§ TO DO: Check each line of the data below for the word "kind", then extract the ones that have it.

§ RECORDS FOR THIS TASK:
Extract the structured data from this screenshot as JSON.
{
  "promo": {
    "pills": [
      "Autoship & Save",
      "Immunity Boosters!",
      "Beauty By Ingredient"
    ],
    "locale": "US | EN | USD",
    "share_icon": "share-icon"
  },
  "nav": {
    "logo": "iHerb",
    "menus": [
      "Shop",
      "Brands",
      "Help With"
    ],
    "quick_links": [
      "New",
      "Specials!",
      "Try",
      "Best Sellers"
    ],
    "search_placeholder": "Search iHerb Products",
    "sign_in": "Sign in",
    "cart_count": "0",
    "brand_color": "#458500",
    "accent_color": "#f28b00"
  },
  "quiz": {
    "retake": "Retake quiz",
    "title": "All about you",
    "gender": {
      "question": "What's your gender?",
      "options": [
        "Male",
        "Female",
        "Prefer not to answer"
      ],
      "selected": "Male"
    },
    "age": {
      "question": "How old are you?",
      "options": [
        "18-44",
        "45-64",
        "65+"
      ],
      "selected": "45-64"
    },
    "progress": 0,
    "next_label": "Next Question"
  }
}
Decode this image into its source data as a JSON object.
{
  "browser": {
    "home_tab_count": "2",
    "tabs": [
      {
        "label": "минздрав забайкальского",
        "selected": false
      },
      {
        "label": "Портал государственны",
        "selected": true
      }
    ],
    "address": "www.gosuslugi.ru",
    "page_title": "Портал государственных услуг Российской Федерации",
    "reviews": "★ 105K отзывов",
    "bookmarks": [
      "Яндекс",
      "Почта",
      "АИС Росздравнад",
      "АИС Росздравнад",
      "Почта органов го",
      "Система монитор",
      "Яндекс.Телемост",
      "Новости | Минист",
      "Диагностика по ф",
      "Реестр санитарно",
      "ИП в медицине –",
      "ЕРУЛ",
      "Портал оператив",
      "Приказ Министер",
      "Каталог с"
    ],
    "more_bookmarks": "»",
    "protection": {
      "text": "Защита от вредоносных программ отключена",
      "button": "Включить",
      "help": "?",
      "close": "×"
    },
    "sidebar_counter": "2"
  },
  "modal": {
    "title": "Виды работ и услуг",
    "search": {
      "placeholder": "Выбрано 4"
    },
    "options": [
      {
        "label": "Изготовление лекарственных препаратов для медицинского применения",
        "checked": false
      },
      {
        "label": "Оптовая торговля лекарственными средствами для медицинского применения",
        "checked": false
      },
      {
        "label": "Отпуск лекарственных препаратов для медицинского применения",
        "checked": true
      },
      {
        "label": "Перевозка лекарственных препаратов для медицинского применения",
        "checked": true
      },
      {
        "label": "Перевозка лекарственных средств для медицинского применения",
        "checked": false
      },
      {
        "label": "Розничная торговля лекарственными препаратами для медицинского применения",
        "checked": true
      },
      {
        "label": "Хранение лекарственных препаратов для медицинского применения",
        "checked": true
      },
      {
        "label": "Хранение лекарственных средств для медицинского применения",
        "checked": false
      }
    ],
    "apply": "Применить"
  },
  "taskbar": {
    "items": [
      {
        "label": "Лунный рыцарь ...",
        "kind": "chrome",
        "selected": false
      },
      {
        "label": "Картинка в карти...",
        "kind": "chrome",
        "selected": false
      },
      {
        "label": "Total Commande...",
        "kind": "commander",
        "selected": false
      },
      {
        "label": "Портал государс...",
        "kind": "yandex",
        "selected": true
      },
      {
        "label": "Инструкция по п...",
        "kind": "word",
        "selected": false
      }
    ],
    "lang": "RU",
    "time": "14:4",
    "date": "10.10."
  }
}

§ SOLUTION FOR THIS EXERCISE:
        "kind": "chrome",
        "kind": "chrome",
        "kind": "commander",
        "kind": "yandex",
        "kind": "word",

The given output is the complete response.